• Can you live with an approximation? – ja72 Oct 19 '15 at 19:20
• Most likely I can, depending on how off the approximation is. what are your thoughts ja72? – user281838 Oct 19 '15 at 19:33

Consider an approximation. Start by using the half angle $\psi$ that spans the arc Note that $\tan \psi = \frac{x/2}{depth}$. I also used a dimensionless parameter for the shape equal to $\epsilon = \frac{h}{\sqrt{w^2-h^2}}$ where $w$ is the known width and $h$ is the known height.
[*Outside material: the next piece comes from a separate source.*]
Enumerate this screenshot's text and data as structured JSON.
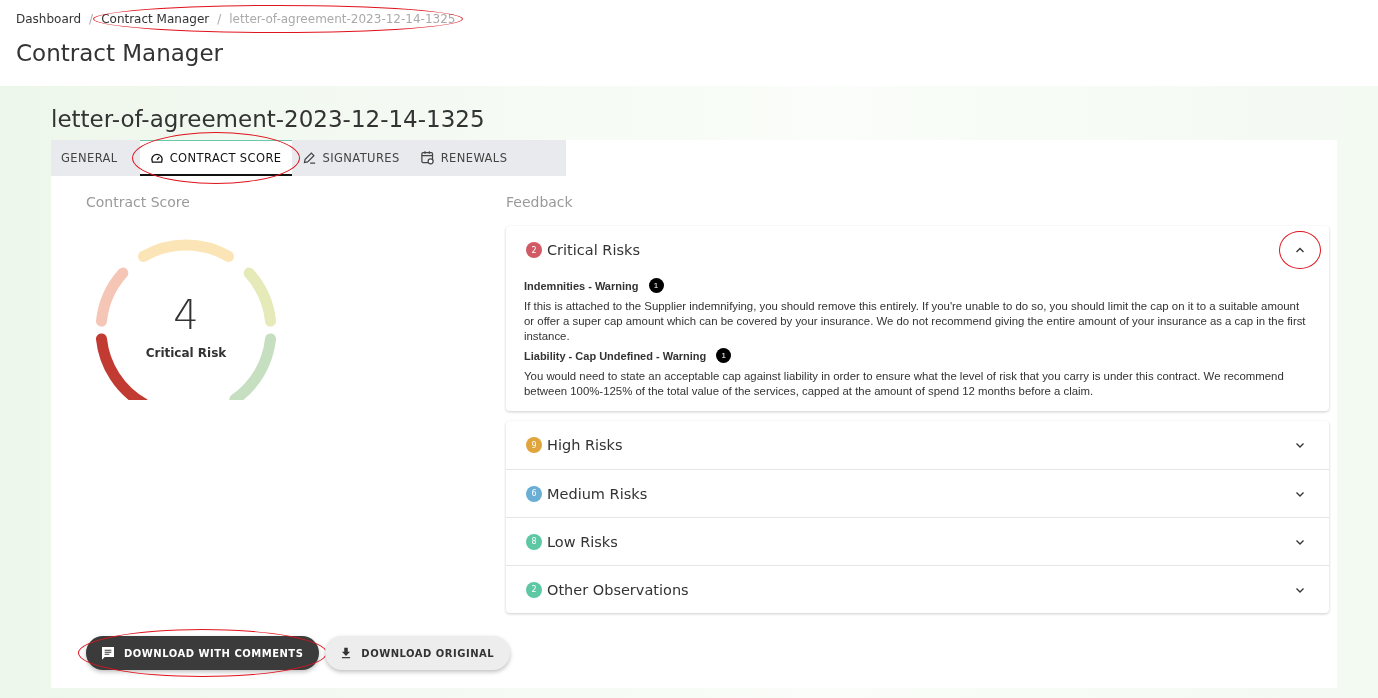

This created the arc length integral as

$$\ell = \int \limits_{0}^{\psi/2} \sqrt{w^2-(w^2-h^2)\cos^2 \psi}\,{\rm d}\psi$$

$$\ell = \frac{w}{\sqrt{1+\epsilon^2}} \int \limits_0^{\psi/2} \sqrt{\epsilon^2 + \sin^2 \psi}\,{\rm d} \psi$$

I plugged the integral into Wolfram Alpha to give me the approximation

$$\ell = (w) \psi + \left( \frac{h^2}{24 w}-\frac{w}{24} \right) \psi^3 - \left( \frac{h^4}{640 w^3}-\frac{h^2}{960 w}-\frac{w}{1920} \right) \psi^5 + \ldots O(\psi^7)$$

Appendix

For any parametric curve $(x(t),y(t))$ the length is $$\Delta \ell = \int \limits_t^{t+\Delta t} \sqrt{ \left(\frac{{\rm d}x}{{\rm d}t}\right)^2 + \left(\frac{{\rm d}y}{{\rm d}t}\right)^2}\,{\rm d} t$$